— beena sarwar (@beenasarwar) March 5, 2014
One history, two narratives
How does a math student turned tech entrepreneur get involved in putting together a history book for children in India and Pakistan – a book that juxtaposes and highlights two conflicting narratives with a view to creating greater understanding?
The seeds were planted, if you’ll pardon the pun, some 13 years ago Continue reading
Those who justify the Taliban uprising in Pakistan as an anti-imperialist movement forget that since the Taliban first swept into Afghanistan in 1996 (with the blessings of the Pakistani establishment), they have been a threat to women, pluralism and democracy in the region. Their oppressive order in Afghanistan pre-dates the American invasion of Iraq, bombing of Afghanistan, and drone attacks in Pakistan -- from an article I wrote in Dawn, 2009. Came across it again while searching for something else. Read it, and tell me, what has changed?
By Beena Sarwar, Feb 7, 2009
OF the many challenges Pakistan’s elected government faces perhaps the most menacing and deep-rooted is Talibanisation — a phenomenon identified earlier on (as Talibanism) by the then exiled Afghan government’s acting foreign minister, Abdullah Abdullah in his address to the United Nations General Assembly on Sept 21, 2000. Continue reading

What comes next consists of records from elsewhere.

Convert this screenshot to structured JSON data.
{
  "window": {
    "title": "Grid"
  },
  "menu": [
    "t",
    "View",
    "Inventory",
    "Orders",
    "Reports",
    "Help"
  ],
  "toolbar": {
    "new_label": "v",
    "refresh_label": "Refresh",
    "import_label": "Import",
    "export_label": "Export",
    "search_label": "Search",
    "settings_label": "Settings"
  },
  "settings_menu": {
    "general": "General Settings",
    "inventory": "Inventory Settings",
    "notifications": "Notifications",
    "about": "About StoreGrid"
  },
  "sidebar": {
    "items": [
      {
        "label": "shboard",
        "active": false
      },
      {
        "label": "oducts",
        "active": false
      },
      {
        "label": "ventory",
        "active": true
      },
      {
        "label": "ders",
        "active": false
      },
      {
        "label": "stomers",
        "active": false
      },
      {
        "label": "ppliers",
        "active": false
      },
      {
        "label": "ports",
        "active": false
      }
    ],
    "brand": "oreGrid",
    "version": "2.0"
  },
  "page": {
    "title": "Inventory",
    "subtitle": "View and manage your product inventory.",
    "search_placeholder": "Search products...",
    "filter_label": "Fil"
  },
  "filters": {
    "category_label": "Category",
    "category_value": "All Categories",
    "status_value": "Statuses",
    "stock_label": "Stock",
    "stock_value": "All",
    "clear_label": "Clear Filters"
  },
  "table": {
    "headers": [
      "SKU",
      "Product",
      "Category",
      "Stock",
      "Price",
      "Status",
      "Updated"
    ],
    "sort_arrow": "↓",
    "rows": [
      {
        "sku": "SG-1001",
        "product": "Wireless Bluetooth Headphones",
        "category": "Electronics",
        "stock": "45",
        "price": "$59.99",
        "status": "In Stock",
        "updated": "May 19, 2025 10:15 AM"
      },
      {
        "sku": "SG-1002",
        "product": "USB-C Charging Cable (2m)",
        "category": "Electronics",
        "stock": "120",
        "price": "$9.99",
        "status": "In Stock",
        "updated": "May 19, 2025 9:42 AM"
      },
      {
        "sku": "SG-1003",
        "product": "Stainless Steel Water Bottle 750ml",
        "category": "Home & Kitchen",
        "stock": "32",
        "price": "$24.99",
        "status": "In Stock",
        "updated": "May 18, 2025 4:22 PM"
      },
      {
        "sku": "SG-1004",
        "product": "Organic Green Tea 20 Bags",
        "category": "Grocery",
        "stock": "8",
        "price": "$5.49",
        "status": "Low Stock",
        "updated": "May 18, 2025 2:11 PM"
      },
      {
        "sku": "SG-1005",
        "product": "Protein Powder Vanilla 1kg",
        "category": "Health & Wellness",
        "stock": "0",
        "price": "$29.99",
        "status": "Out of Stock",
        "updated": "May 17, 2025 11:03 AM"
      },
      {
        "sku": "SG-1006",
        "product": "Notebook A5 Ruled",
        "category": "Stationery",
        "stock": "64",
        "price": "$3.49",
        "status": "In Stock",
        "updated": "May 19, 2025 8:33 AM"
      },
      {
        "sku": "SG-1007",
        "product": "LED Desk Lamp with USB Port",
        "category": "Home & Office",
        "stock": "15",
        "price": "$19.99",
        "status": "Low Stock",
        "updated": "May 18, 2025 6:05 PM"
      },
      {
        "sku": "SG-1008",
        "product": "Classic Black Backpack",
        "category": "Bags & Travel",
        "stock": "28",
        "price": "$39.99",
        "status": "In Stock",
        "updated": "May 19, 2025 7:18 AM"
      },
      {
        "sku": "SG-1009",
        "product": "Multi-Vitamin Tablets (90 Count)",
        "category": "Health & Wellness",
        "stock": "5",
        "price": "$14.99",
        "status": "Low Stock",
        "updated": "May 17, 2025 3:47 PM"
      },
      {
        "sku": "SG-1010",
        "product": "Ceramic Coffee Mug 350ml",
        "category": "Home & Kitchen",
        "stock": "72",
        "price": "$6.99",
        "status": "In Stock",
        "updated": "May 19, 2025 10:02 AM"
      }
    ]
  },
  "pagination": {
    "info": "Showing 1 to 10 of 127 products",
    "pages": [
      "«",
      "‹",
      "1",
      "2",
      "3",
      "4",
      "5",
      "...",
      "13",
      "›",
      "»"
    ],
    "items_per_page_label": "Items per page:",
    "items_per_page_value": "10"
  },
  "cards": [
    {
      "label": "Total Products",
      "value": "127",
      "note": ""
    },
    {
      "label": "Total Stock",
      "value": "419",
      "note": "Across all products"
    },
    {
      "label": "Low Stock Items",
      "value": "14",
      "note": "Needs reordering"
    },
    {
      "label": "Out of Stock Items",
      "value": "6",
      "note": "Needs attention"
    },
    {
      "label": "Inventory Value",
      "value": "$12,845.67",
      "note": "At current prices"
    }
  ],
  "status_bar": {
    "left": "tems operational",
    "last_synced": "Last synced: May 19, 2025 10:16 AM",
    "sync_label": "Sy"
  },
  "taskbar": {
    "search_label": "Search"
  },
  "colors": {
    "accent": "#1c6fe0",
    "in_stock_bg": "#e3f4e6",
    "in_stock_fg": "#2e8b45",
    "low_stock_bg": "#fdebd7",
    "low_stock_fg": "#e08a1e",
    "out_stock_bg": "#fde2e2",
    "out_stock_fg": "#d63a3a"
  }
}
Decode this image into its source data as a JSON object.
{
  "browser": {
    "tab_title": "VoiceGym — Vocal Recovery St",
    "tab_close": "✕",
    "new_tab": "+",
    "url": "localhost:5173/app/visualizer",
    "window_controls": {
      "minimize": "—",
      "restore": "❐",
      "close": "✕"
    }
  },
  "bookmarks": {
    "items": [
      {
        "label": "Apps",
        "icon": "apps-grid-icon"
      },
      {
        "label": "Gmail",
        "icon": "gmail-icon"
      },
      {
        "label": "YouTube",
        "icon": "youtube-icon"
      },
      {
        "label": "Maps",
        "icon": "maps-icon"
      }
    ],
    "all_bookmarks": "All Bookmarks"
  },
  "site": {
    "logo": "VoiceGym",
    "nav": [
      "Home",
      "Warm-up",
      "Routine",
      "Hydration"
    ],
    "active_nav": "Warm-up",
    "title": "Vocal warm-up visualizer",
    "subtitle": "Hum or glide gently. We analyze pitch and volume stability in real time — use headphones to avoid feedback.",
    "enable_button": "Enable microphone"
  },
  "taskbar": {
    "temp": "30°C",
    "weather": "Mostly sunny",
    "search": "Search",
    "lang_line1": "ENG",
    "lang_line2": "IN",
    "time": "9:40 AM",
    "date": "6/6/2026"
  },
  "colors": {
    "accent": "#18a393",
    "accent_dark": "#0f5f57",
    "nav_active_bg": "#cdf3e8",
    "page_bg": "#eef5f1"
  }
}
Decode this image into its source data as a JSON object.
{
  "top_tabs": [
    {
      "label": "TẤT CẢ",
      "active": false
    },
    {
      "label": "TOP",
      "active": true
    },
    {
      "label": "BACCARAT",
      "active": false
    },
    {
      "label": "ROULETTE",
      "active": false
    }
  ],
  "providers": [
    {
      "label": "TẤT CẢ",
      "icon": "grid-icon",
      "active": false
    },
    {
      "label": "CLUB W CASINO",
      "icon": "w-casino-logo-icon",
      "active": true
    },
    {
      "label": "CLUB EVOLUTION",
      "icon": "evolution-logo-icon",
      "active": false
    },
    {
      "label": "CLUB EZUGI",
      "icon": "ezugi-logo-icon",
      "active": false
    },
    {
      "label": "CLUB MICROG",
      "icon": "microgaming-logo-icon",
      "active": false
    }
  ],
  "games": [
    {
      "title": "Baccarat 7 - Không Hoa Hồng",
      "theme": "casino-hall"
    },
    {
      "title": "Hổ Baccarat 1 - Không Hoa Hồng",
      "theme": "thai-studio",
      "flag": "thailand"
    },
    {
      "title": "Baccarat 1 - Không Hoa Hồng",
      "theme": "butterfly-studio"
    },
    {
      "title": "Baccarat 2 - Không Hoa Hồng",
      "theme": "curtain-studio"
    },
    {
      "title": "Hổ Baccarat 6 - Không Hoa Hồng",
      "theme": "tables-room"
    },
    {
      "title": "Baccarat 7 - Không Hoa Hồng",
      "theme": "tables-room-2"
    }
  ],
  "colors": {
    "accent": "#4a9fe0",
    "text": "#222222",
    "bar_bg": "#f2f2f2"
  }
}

Some days ago, a woman died in a fire in Cambridge, MA. The media initially reported that she was in her mid-30s, but within hours, the local Pakistani and Indian community was abuzz with the news that she was a Pakistani, in her 50s. They identified her as Farzana Khan, who lived completely alone here as her entire family was in Pakistan. It was moving to see how many people were concerned and wanted to help. When I sent the report below to The News in Pakistan a couple of days after the incident, the medical examiner still hadn’t managed to get a close friend or relative to identify the body. Until then, she had to be kept in the morgue although she was not quite a ‘Jane Doe’. As word of the dilemma spread, a Pakistan origin couple in the Boston area whose children she had looked after briefly, Continue reading
My article published in The News on Sunday today, about the Contemporary South Asian City Conference in Karachi last month co-sponsored by Harvard South Asia Institute and Aman Foundation, with Pakistan Urban Forum - by all accounts a most dynamic and exciting event. I spoke to two Harvard professors in Cambridge MA after their return from Karachi.
By Beena Sarwar
Rahul Mehrotra is no stranger to Karachi. From his base in Mumbai, he built Amin Hashwani’s house in Karachi some years ago, a project for which he visited the city several times. “By the time we did the interiors though, we couldn’t get visas,” he added, when we spoke in Cambridge recently. Continue reading
Renewing the Feb 12 pledge
By Beena Sarwar
Every February 12 we commemorate Pakistan Women’s Day in honour of those who gathered at Lahore’s Regal Chowk on that day in 1983, defying the military order against public gatherings, to protest Gen. Zia’s ‘Law of Evidence’ that upheld the testimony of a male as equal to that of two females in a court of law. The police attacked the demonstrators with batons and arrested several, including the venerated poet Habib Jalib whom Chief Minister Punjab Shahbaz Sharif is fond of quoting. Continue reading
The Pakistan government is trying to hold talks with the Taliban, who should really be referred to as Fasadis*. There are no women in the government committee, and of course none on the Taliban side. One of the Taliban negotiators pulled out, refusing to participate until the agenda includes the imposition of Sharia law. Here’s a note posted by The Traitors of Pakistan and Pakistan Votes on Facebook, ’10 reasons why I do not want Shariah in Pakistan’. I have an additional question to the reasons they listed: 11. Whose Sharia? Each religious sect has its own version. Many of us reject the one propagated by the Fasadis and the Saudi-patronised Takfiris**. Here’s the note, for your information please, as desis say: